• _Problem to solve_: Copy each entry below without any change.

-- Stored data follows --

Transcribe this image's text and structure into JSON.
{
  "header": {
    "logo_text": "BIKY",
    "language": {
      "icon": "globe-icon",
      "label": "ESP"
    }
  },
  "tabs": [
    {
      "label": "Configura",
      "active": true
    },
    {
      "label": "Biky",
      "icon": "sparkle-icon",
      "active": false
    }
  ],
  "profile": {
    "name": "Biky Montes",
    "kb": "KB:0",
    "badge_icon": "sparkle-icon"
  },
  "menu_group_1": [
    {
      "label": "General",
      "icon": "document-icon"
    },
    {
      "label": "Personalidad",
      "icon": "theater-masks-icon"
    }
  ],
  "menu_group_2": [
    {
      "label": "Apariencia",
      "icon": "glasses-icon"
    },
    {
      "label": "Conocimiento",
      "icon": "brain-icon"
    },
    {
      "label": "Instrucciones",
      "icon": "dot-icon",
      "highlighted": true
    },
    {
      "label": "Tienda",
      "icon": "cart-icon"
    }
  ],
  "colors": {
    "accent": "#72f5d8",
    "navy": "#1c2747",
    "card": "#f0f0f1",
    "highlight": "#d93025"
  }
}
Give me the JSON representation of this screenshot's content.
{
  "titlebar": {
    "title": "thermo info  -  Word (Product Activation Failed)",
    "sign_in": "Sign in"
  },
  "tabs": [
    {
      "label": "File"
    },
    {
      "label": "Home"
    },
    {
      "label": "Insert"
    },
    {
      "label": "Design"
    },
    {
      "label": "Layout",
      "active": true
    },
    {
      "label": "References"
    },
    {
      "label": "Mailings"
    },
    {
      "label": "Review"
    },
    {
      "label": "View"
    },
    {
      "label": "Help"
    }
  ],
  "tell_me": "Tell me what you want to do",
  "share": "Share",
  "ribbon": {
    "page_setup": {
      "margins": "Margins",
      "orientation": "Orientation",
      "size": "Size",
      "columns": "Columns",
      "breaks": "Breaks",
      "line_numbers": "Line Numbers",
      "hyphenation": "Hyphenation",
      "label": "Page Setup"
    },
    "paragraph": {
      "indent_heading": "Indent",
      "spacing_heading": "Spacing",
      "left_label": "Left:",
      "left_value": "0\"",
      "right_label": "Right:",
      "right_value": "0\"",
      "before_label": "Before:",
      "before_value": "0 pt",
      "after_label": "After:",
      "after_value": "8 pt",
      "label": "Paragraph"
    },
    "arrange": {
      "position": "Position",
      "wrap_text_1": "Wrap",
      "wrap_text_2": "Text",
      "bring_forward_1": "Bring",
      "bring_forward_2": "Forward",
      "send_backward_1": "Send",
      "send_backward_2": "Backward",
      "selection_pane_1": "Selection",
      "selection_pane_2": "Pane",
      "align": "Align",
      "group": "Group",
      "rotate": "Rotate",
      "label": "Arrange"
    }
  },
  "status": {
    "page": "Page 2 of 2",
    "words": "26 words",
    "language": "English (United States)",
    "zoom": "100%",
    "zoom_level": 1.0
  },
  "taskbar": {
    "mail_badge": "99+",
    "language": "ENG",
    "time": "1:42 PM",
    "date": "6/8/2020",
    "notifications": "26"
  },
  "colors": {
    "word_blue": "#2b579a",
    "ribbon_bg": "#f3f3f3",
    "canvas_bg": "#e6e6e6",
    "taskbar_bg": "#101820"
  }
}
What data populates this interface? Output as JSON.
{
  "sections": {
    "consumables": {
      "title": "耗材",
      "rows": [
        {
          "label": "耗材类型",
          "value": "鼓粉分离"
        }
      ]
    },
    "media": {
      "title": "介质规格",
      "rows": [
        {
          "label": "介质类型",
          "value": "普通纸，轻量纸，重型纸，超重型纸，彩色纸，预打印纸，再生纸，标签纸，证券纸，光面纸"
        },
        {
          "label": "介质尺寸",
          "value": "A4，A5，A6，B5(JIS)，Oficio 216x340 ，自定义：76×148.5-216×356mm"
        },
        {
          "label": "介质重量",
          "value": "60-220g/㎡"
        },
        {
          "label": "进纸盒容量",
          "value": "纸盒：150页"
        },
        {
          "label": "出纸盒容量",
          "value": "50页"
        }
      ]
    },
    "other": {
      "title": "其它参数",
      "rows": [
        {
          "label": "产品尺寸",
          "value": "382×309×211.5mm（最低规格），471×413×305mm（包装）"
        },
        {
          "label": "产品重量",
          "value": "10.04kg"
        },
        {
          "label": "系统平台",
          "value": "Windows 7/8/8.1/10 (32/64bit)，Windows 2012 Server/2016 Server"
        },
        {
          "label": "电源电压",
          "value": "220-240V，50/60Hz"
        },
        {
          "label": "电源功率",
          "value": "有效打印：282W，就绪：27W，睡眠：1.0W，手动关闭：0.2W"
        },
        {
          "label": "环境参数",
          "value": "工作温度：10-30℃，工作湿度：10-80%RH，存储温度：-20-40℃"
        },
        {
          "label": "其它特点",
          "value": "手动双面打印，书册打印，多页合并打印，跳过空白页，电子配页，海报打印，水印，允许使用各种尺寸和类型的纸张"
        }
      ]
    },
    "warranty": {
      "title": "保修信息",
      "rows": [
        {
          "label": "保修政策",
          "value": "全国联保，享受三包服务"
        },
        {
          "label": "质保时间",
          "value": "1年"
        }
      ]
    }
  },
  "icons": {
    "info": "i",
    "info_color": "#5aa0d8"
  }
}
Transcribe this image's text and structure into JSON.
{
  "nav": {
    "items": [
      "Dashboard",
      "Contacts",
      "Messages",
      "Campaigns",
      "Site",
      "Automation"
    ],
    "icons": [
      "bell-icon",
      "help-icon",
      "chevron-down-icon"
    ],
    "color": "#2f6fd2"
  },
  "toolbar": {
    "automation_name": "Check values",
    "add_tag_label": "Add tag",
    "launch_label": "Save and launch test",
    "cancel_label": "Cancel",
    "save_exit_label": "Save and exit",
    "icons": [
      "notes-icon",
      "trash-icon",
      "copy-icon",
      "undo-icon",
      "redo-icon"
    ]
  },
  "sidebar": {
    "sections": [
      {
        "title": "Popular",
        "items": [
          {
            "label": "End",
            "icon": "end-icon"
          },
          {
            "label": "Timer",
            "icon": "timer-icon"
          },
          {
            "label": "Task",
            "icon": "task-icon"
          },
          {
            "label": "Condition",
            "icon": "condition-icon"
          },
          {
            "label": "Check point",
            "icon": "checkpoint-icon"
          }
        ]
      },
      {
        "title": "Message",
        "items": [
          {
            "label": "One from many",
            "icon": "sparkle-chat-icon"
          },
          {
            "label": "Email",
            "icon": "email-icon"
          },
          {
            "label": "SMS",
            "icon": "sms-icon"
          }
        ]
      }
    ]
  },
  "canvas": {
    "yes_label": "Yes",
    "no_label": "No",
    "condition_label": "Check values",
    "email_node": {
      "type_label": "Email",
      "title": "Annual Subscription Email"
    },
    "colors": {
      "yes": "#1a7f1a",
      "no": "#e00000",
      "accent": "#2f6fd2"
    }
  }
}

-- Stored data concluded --

• _Solution for this problem_:
Transcribe this image's text and structure into JSON.
{
  "header": {
    "logo_text": "BIKY",
    "language": {
      "icon": "globe-icon",
      "label": "ESP"
    }
  },
  "tabs": [
    {
      "label": "Configura",
      "active": true
    },
    {
      "label": "Biky",
      "icon": "sparkle-icon",
      "active": false
    }
  ],
  "profile": {
    "name": "Biky Montes",
    "kb": "KB:0",
    "badge_icon": "sparkle-icon"
  },
  "menu_group_1": [
    {
      "label": "General",
      "icon": "document-icon"
    },
    {
      "label": "Personalidad",
      "icon": "theater-masks-icon"
    }
  ],
  "menu_group_2": [
    {
      "label": "Apariencia",
      "icon": "glasses-icon"
    },
    {
      "label": "Conocimiento",
      "icon": "brain-icon"
    },
    {
      "label": "Instrucciones",
      "icon": "dot-icon",
      "highlighted": true
    },
    {
      "label": "Tienda",
      "icon": "cart-icon"
    }
  ],
  "colors": {
    "accent": "#72f5d8",
    "navy": "#1c2747",
    "card": "#f0f0f1",
    "highlight": "#d93025"
  }
}
Give me the JSON representation of this screenshot's content.
{
  "titlebar": {
    "title": "thermo info  -  Word (Product Activation Failed)",
    "sign_in": "Sign in"
  },
  "tabs": [
    {
      "label": "File"
    },
    {
      "label": "Home"
    },
    {
      "label": "Insert"
    },
    {
      "label": "Design"
    },
    {
      "label": "Layout",
      "active": true
    },
    {
      "label": "References"
    },
    {
      "label": "Mailings"
    },
    {
      "label": "Review"
    },
    {
      "label": "View"
    },
    {
      "label": "Help"
    }
  ],
  "tell_me": "Tell me what you want to do",
  "share": "Share",
  "ribbon": {
    "page_setup": {
      "margins": "Margins",
      "orientation": "Orientation",
      "size": "Size",
      "columns": "Columns",
      "breaks": "Breaks",
      "line_numbers": "Line Numbers",
      "hyphenation": "Hyphenation",
      "label": "Page Setup"
    },
    "paragraph": {
      "indent_heading": "Indent",
      "spacing_heading": "Spacing",
      "left_label": "Left:",
      "left_value": "0\"",
      "right_label": "Right:",
      "right_value": "0\"",
      "before_label": "Before:",
      "before_value": "0 pt",
      "after_label": "After:",
      "after_value": "8 pt",
      "label": "Paragraph"
    },
    "arrange": {
      "position": "Position",
      "wrap_text_1": "Wrap",
      "wrap_text_2": "Text",
      "bring_forward_1": "Bring",
      "bring_forward_2": "Forward",
      "send_backward_1": "Send",
      "send_backward_2": "Backward",
      "selection_pane_1": "Selection",
      "selection_pane_2": "Pane",
      "align": "Align",
      "group": "Group",
      "rotate": "Rotate",
      "label": "Arrange"
    }
  },
  "status": {
    "page": "Page 2 of 2",
    "words": "26 words",
    "language": "English (United States)",
    "zoom": "100%",
    "zoom_level": 1.0
  },
  "taskbar": {
    "mail_badge": "99+",
    "language": "ENG",
    "time": "1:42 PM",
    "date": "6/8/2020",
    "notifications": "26"
  },
  "colors": {
    "word_blue": "#2b579a",
    "ribbon_bg": "#f3f3f3",
    "canvas_bg": "#e6e6e6",
    "taskbar_bg": "#101820"
  }
}
What data populates this interface? Output as JSON.
{
  "sections": {
    "consumables": {
      "title": "耗材",
      "rows": [
        {
          "label": "耗材类型",
          "value": "鼓粉分离"
        }
      ]
    },
    "media": {
      "title": "介质规格",
      "rows": [
        {
          "label": "介质类型",
          "value": "普通纸，轻量纸，重型纸，超重型纸，彩色纸，预打印纸，再生纸，标签纸，证券纸，光面纸"
        },
        {
          "label": "介质尺寸",
          "value": "A4，A5，A6，B5(JIS)，Oficio 216x340 ，自定义：76×148.5-216×356mm"
        },
        {
          "label": "介质重量",
          "value": "60-220g/㎡"
        },
        {
          "label": "进纸盒容量",
          "value": "纸盒：150页"
        },
        {
          "label": "出纸盒容量",
          "value": "50页"
        }
      ]
    },
    "other": {
      "title": "其它参数",
      "rows": [
        {
          "label": "产品尺寸",
          "value": "382×309×211.5mm（最低规格），471×413×305mm（包装）"
        },
        {
          "label": "产品重量",
          "value": "10.04kg"
        },
        {
          "label": "系统平台",
          "value": "Windows 7/8/8.1/10 (32/64bit)，Windows 2012 Server/2016 Server"
        },
        {
          "label": "电源电压",
          "value": "220-240V，50/60Hz"
        },
        {
          "label": "电源功率",
          "value": "有效打印：282W，就绪：27W，睡眠：1.0W，手动关闭：0.2W"
        },
        {
          "label": "环境参数",
          "value": "工作温度：10-30℃，工作湿度：10-80%RH，存储温度：-20-40℃"
        },
        {
          "label": "其它特点",
          "value": "手动双面打印，书册打印，多页合并打印，跳过空白页，电子配页，海报打印，水印，允许使用各种尺寸和类型的纸张"
        }
      ]
    },
    "warranty": {
      "title": "保修信息",
      "rows": [
        {
          "label": "保修政策",
          "value": "全国联保，享受三包服务"
        },
        {
          "label": "质保时间",
          "value": "1年"
        }
      ]
    }
  },
  "icons": {
    "info": "i",
    "info_color": "#5aa0d8"
  }
}
Transcribe this image's text and structure into JSON.
{
  "nav": {
    "items": [
      "Dashboard",
      "Contacts",
      "Messages",
      "Campaigns",
      "Site",
      "Automation"
    ],
    "icons": [
      "bell-icon",
      "help-icon",
      "chevron-down-icon"
    ],
    "color": "#2f6fd2"
  },
  "toolbar": {
    "automation_name": "Check values",
    "add_tag_label": "Add tag",
    "launch_label": "Save and launch test",
    "cancel_label": "Cancel",
    "save_exit_label": "Save and exit",
    "icons": [
      "notes-icon",
      "trash-icon",
      "copy-icon",
      "undo-icon",
      "redo-icon"
    ]
  },
  "sidebar": {
    "sections": [
      {
        "title": "Popular",
        "items": [
          {
            "label": "End",
            "icon": "end-icon"
          },
          {
            "label": "Timer",
            "icon": "timer-icon"
          },
          {
            "label": "Task",
            "icon": "task-icon"
          },
          {
            "label": "Condition",
            "icon": "condition-icon"
          },
          {
            "label": "Check point",
            "icon": "checkpoint-icon"
          }
        ]
      },
      {
        "title": "Message",
        "items": [
          {
            "label": "One from many",
            "icon": "sparkle-chat-icon"
          },
          {
            "label": "Email",
            "icon": "email-icon"
          },
          {
            "label": "SMS",
            "icon": "sms-icon"
          }
        ]
      }
    ]
  },
  "canvas": {
    "yes_label": "Yes",
    "no_label": "No",
    "condition_label": "Check values",
    "email_node": {
      "type_label": "Email",
      "title": "Annual Subscription Email"
    },
    "colors": {
      "yes": "#1a7f1a",
      "no": "#e00000",
      "accent": "#2f6fd2"
    }
  }
}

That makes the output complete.